A tangible calm
There is an unmistakable calm to Sushi Anaba. Its location on the waterfront of Nordhavn, a former industrial harbour, grounds the space as the view gently and gradually shifts throughout the evening. “There is a serenity here that feels tangible, sensorial. Almost rural. That affords me a focus that is unusual in this town,” says chef and owner of restaurant Sushi Anaba. To be in his presence as he ceremoniously composes each piece of nigiri while attentively finding the time to chat to guests and pour sake and wine, leaves one nourished in more ways than one.
“I want it to have the feel of a tavern or inn, where one can chat and have a good time, and at the same time be able to have a formal dinner in a formal setting. The dining room to be beautiful, and to create the space to just be in that, to take in that beauty,” says Battefeld.
Discovering Japanese cooking while working in Barcelona, with its fine dining restaurants honouring and reinterpreting an array of Asian cuisines based on the region’s superior seafood, Battefeld started travelling intensively to Japan on his annual sabbatical from the kitchen at Henne Kirkeby Kro. Ultimately, he moved to Toyama and Tokyo to train with the masters of the craft of omakase sushi. Craftsmanship has always stirred something within him.
“I have always been in love with the craftsmanship of making furniture, and with the Japanese aesthetic. The meeting between the two is almost painstakingly beautiful,” he admits. Always ruminating on what a future restaurant would look like, he has continuously amassed ideas and chairs for it — his favourite, the 77 chair by Niels Otto Møller. Building Sushi Anaba, he focused on simplicity and quality materials that last, its interior realised in collaboration with Copenhagen-based cabinetmaker Andrea Stokholm with much of it built from one single trunk of wood.

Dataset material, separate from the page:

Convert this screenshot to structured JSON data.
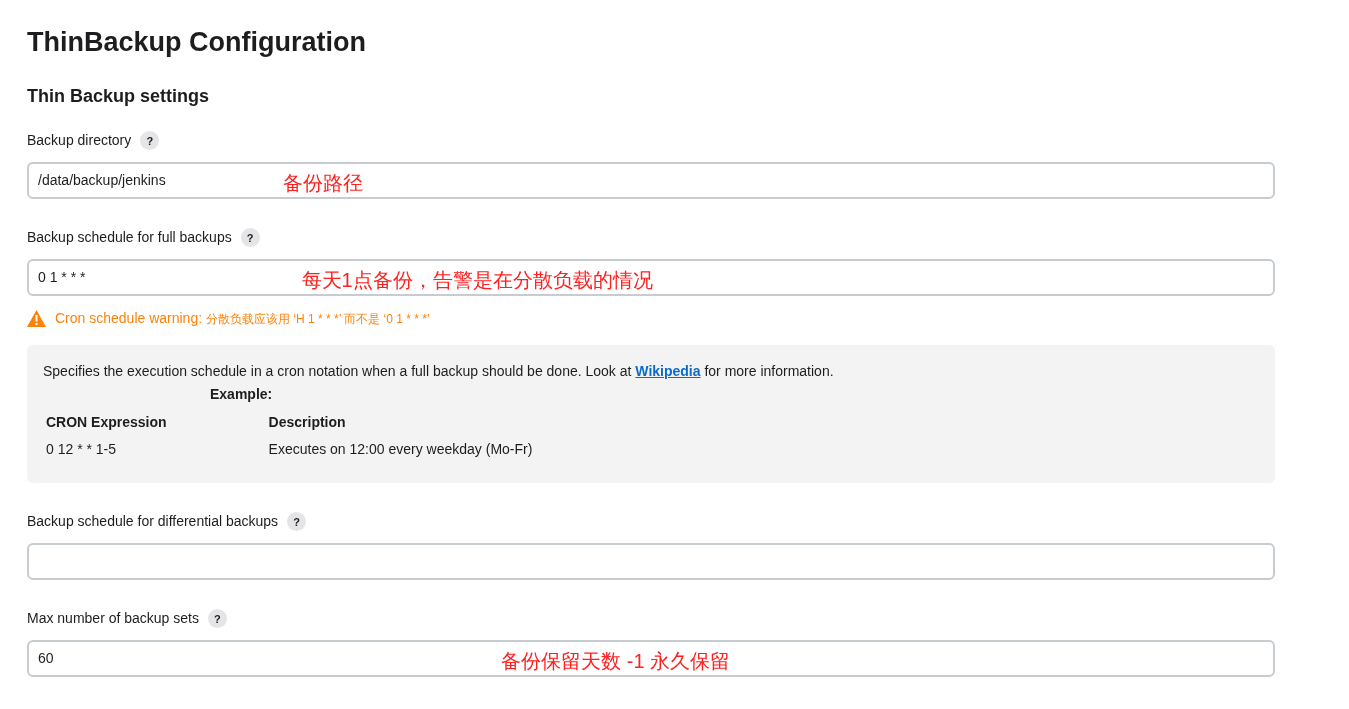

“If I was ever gonna open a restaurant, it needed to be a cuisine that was missing in Copenhagen. It came from wanting to know the craft more intimately, to continue learning. This is not fusion, it is as classically Japanese as I can do. Working within a strict framework allows me to be more creative,” says Battefeld.
With that comes an attention to detail and quality that is without compromise. Traditional ingredients such as rice, soy sauce, sake and wasabi are meticulously sourced from Japan, while the same consideration is applied to finding seafood and vegetables closer to home in Denmark. “Mackerel, herring and fjord shrimps are used in both Japanese and Danish cooking, but the terroir is vastly different, meaning that you have to treat the produce differently too. But our base flavours and textures, I would say, are pretty classical,” he explains.
“We try to let just a few elements tread to the foreground when we cook. That means those few elements have to be exceptional. We want the pure flavour of the ingredient to shine through, never masking or obscuring it. If you really understand the craft and tradition of Japanese omakase cooking, you do not need to hide anything,” says Battefeld.
Every bite has its own scenography, its own universe. Battefeld’s effortless choreography paired with warm hospitality and his collection of Japanese porcelain, cutlery and tableware, make dishes beam with idiosyncrasy. They linger in mind. It is an act of care deeply felt.